[Brief]:
All lines in the data below carrying the string "Fields" are to be located and copied.

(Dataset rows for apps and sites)

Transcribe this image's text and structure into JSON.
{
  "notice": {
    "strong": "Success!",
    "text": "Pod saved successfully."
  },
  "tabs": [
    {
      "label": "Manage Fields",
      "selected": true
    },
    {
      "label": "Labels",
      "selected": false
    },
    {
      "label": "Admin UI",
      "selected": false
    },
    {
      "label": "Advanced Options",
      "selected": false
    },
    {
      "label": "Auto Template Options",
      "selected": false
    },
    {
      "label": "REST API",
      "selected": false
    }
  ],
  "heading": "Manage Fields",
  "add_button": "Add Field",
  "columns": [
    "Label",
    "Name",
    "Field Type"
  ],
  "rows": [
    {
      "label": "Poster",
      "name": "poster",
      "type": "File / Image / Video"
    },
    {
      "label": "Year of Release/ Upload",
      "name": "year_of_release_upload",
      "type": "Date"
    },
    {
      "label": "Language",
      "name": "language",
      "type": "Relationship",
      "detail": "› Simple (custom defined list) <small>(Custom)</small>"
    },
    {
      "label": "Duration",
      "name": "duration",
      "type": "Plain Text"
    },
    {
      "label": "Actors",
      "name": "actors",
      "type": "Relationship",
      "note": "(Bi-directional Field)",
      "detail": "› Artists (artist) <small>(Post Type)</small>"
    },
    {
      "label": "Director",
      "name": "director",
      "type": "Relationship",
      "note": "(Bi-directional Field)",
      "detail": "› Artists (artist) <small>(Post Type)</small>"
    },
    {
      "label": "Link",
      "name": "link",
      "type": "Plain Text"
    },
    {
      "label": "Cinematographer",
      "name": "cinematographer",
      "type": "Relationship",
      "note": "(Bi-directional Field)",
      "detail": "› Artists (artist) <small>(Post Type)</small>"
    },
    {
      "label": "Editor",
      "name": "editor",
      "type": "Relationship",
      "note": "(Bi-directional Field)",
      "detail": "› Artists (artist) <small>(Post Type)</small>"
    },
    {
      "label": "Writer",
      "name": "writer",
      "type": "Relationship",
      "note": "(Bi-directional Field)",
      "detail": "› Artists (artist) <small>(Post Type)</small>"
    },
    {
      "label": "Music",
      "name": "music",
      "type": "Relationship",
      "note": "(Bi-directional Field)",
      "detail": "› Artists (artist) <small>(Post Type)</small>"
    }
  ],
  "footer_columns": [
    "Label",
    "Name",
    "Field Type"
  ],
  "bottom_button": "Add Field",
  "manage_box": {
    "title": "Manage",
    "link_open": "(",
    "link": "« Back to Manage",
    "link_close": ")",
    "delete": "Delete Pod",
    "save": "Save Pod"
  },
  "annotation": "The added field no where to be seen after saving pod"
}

[Answer for the task]:
      "label": "Manage Fields",
  "heading": "Manage Fields",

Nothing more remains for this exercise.